*** Opening DATA FOR THIS TASK ***

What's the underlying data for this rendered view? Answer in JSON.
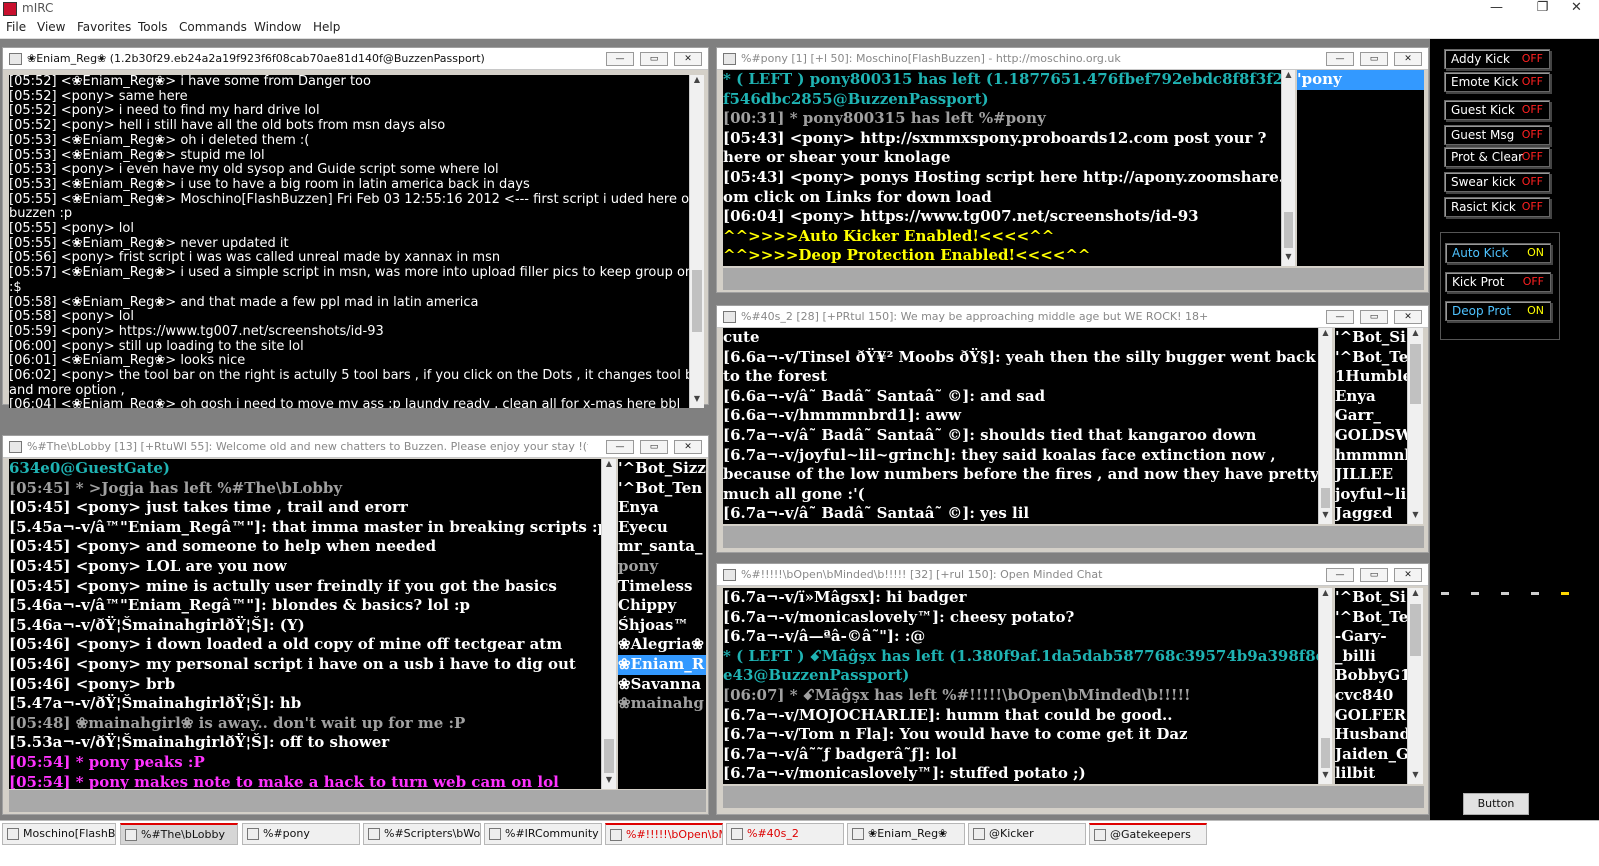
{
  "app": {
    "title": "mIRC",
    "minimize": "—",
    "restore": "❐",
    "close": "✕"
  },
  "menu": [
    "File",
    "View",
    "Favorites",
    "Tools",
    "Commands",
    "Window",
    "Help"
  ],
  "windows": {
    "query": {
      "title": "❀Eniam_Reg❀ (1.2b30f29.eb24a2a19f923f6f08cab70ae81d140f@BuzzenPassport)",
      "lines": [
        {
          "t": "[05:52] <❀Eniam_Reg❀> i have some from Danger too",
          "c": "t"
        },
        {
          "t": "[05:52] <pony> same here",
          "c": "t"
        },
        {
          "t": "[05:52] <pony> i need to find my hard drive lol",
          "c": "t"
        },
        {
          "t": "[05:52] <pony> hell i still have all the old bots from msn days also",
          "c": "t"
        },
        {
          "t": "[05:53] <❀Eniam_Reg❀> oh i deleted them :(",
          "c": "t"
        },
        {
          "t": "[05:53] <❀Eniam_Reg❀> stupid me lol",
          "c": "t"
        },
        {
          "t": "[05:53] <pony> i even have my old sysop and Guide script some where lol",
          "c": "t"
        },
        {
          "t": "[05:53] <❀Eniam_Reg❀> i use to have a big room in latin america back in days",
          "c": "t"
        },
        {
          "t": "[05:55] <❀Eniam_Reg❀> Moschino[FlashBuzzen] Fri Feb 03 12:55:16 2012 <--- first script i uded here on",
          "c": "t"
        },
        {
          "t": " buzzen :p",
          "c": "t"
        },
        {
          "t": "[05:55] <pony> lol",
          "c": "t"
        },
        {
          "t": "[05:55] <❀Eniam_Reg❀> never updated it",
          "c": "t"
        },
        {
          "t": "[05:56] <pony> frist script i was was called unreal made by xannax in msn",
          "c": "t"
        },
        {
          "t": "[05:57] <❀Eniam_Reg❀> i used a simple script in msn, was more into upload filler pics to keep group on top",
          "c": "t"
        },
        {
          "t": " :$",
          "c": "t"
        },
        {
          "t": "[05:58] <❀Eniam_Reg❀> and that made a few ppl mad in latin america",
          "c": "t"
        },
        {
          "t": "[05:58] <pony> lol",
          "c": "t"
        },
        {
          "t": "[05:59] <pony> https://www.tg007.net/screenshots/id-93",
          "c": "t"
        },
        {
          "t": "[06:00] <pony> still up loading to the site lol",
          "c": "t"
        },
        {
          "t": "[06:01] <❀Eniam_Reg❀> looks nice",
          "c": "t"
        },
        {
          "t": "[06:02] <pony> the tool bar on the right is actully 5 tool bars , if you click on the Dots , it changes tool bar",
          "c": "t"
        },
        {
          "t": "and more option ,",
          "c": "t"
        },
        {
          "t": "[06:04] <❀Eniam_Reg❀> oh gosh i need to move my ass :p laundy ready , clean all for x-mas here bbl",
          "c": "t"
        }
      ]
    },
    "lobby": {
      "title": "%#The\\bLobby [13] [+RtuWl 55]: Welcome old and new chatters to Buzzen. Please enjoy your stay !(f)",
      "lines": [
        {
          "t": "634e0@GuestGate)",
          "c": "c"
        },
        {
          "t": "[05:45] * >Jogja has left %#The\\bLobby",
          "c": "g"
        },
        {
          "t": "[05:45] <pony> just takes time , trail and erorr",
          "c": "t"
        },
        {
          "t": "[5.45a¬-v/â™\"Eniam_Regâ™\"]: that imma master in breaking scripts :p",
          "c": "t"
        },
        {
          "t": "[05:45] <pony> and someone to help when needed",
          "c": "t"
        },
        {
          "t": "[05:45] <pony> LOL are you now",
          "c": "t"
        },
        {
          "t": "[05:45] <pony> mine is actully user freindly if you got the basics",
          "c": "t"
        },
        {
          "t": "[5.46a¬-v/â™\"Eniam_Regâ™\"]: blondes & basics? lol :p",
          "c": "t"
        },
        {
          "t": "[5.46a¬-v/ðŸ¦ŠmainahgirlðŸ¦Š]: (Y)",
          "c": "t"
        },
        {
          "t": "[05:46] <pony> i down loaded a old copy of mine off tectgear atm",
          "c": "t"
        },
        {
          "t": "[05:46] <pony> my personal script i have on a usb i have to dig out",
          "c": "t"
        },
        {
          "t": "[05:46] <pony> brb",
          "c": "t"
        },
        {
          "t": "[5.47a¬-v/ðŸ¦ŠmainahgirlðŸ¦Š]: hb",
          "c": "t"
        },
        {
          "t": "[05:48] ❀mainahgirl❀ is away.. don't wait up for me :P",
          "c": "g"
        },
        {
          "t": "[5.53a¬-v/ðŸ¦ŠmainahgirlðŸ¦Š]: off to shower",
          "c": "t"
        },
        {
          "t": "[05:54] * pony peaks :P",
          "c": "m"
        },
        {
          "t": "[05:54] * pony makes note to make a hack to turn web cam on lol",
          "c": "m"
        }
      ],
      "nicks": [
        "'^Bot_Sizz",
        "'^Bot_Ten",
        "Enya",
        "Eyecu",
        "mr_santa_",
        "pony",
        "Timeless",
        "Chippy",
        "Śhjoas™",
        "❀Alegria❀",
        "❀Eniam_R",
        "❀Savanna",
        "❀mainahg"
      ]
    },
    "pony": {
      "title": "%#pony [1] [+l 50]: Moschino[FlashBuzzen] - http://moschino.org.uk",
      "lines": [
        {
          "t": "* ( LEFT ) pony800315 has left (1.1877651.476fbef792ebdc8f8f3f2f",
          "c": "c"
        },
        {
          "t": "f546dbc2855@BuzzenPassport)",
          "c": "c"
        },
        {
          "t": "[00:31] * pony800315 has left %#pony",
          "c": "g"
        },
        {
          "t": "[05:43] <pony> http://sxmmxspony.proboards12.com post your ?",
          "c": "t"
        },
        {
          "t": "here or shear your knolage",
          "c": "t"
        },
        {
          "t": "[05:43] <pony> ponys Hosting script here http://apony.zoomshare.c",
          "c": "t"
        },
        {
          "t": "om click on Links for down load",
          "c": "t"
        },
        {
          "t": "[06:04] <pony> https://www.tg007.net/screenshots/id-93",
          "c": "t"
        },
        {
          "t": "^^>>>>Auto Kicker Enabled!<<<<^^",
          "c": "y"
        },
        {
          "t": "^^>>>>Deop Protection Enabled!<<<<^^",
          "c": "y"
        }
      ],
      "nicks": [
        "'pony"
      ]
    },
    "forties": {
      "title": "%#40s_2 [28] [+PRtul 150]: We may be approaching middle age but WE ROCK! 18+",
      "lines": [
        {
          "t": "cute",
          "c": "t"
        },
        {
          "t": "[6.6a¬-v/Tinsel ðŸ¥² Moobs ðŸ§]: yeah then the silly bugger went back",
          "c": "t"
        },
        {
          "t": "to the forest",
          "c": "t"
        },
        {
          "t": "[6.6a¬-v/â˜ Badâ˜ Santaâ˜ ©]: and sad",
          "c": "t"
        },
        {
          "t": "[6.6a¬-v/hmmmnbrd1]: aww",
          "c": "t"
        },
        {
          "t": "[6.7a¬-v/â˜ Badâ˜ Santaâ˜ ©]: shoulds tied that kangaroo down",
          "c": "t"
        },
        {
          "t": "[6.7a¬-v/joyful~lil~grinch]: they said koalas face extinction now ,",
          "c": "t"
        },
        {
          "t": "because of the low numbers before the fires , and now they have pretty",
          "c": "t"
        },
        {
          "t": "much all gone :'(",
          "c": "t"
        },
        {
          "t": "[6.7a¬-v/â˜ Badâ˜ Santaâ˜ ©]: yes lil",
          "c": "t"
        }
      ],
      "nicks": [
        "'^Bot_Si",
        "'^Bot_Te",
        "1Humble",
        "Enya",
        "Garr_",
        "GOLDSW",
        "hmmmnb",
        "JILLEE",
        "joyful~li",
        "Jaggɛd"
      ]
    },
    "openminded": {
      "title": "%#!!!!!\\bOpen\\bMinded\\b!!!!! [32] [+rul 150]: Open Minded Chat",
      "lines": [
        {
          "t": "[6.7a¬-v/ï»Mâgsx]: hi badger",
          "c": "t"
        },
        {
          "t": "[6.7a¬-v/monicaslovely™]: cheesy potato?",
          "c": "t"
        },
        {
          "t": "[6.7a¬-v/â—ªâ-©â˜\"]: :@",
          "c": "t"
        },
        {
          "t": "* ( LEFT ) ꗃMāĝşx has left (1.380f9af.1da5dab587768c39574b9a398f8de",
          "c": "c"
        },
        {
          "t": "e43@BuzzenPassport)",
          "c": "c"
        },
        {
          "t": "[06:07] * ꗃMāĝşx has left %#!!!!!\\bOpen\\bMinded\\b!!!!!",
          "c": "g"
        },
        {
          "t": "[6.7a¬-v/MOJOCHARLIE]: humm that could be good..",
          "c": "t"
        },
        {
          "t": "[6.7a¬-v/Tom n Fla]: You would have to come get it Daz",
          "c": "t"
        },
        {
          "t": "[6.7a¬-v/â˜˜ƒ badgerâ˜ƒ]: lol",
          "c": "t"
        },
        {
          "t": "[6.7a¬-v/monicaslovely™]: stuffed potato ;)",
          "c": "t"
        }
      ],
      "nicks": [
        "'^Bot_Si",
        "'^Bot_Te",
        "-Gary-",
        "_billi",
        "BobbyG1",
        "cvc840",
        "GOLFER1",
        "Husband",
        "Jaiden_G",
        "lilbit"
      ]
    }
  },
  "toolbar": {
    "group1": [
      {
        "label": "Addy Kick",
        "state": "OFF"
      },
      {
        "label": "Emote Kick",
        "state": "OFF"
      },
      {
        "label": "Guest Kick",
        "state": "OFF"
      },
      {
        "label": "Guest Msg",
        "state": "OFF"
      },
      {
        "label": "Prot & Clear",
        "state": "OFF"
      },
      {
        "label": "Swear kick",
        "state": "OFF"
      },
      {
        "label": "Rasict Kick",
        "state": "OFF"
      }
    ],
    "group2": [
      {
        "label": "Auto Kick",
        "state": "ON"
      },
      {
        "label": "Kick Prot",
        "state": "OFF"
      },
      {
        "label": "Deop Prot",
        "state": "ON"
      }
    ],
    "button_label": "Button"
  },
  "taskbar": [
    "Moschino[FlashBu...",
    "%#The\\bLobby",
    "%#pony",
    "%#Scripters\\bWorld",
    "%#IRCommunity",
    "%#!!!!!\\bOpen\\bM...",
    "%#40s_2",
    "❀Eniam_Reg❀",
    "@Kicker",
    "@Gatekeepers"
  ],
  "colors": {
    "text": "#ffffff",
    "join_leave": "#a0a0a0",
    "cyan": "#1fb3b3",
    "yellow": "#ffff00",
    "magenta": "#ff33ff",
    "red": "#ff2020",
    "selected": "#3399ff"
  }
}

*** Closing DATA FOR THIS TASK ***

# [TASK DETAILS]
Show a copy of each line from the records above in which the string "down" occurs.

# [SOLUTION TO THIS EXERCISE]
          "t": "[05:46] <pony> i down loaded a old copy of mine off tectgear atm",
          "t": "om click on Links for down load",
          "t": "[6.7a¬-v/â˜ Badâ˜ Santaâ˜ ©]: shoulds tied that kangaroo down",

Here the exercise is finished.